• **About this task**:
Report, as a number alone, how many lines below contain the string "Layout".

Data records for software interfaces

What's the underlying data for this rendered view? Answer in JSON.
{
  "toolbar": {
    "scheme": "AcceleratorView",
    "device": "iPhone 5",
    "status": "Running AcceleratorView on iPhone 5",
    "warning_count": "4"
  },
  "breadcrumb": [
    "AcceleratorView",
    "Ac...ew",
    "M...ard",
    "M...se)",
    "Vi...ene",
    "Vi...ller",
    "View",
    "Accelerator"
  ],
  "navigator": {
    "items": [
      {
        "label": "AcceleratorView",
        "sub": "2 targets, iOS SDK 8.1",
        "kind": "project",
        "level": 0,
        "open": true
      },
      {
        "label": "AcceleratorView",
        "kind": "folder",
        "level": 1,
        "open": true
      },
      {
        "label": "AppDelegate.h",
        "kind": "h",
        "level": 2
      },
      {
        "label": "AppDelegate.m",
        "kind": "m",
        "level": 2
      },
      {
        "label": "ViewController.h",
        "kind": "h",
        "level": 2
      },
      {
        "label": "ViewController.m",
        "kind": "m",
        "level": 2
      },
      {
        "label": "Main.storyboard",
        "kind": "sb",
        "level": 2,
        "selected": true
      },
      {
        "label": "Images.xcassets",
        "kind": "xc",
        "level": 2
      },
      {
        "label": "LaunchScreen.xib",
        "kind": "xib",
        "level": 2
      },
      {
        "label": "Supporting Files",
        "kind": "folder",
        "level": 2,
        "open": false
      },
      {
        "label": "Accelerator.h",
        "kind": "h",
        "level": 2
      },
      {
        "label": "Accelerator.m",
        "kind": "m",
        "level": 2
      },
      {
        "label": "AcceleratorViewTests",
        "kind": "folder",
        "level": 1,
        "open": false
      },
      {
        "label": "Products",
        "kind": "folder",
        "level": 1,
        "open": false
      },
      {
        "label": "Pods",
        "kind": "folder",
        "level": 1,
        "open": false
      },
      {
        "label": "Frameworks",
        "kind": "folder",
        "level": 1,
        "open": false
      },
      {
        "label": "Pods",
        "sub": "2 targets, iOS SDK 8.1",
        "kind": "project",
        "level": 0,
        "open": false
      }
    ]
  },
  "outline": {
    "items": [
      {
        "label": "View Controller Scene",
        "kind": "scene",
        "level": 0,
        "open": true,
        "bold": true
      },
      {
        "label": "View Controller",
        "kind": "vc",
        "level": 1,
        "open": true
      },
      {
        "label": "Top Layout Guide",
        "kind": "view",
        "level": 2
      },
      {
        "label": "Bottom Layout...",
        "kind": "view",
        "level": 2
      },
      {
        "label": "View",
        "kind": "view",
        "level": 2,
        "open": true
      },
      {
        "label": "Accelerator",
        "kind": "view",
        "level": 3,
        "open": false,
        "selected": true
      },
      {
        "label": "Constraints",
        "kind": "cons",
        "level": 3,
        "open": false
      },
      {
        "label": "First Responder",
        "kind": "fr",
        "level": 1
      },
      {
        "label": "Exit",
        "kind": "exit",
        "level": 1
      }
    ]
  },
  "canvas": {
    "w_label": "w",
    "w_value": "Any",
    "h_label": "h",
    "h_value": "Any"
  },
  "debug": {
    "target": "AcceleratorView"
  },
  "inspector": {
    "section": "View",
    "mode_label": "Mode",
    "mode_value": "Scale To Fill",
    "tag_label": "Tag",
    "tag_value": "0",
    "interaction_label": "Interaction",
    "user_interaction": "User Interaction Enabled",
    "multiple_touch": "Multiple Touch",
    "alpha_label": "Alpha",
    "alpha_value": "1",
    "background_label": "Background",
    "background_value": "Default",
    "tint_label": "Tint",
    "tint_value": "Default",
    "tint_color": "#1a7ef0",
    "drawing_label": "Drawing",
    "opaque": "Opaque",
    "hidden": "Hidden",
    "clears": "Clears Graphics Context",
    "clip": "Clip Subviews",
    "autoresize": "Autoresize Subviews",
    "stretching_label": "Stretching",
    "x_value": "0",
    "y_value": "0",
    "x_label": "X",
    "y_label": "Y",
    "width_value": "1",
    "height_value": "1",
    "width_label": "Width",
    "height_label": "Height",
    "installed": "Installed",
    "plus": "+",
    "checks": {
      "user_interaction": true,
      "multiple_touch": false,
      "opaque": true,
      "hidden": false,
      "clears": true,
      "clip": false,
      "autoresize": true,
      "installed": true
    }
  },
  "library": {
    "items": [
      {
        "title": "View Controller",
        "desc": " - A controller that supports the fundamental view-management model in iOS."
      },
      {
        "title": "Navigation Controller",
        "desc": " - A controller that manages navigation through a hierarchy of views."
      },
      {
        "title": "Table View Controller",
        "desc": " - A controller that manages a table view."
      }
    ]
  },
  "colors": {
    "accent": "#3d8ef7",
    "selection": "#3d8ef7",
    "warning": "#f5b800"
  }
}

• **Task answer**:
2